Top of Source records
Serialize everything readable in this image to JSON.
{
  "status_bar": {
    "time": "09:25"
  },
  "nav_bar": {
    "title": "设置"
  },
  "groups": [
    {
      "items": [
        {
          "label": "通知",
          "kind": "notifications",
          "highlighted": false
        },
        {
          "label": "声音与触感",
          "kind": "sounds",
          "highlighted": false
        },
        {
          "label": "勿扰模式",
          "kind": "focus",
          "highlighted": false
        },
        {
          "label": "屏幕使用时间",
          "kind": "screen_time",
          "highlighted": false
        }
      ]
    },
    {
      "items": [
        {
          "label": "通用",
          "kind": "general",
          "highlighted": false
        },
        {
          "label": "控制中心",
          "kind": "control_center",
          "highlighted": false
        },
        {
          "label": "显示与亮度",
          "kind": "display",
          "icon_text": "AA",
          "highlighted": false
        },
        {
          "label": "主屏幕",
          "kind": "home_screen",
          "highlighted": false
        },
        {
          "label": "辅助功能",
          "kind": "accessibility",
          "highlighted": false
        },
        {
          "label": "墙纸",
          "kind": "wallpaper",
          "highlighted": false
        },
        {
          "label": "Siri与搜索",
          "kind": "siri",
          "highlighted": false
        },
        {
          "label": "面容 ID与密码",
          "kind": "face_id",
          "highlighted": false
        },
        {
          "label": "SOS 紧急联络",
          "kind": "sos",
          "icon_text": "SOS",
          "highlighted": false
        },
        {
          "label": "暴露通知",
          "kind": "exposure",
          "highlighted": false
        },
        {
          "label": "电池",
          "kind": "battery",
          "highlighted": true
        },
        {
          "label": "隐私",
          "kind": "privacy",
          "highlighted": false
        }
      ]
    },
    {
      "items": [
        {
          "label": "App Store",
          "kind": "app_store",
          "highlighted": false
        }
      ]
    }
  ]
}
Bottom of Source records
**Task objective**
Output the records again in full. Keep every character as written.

**Written solution**
Serialize everything readable in this image to JSON.
{
  "status_bar": {
    "time": "09:25"
  },
  "nav_bar": {
    "title": "设置"
  },
  "groups": [
    {
      "items": [
        {
          "label": "通知",
          "kind": "notifications",
          "highlighted": false
        },
        {
          "label": "声音与触感",
          "kind": "sounds",
          "highlighted": false
        },
        {
          "label": "勿扰模式",
          "kind": "focus",
          "highlighted": false
        },
        {
          "label": "屏幕使用时间",
          "kind": "screen_time",
          "highlighted": false
        }
      ]
    },
    {
      "items": [
        {
          "label": "通用",
          "kind": "general",
          "highlighted": false
        },
        {
          "label": "控制中心",
          "kind": "control_center",
          "highlighted": false
        },
        {
          "label": "显示与亮度",
          "kind": "display",
          "icon_text": "AA",
          "highlighted": false
        },
        {
          "label": "主屏幕",
          "kind": "home_screen",
          "highlighted": false
        },
        {
          "label": "辅助功能",
          "kind": "accessibility",
          "highlighted": false
        },
        {
          "label": "墙纸",
          "kind": "wallpaper",
          "highlighted": false
        },
        {
          "label": "Siri与搜索",
          "kind": "siri",
          "highlighted": false
        },
        {
          "label": "面容 ID与密码",
          "kind": "face_id",
          "highlighted": false
        },
        {
          "label": "SOS 紧急联络",
          "kind": "sos",
          "icon_text": "SOS",
          "highlighted": false
        },
        {
          "label": "暴露通知",
          "kind": "exposure",
          "highlighted": false
        },
        {
          "label": "电池",
          "kind": "battery",
          "highlighted": true
        },
        {
          "label": "隐私",
          "kind": "privacy",
          "highlighted": false
        }
      ]
    },
    {
      "items": [
        {
          "label": "App Store",
          "kind": "app_store",
          "highlighted": false
        }
      ]
    }
  ]
}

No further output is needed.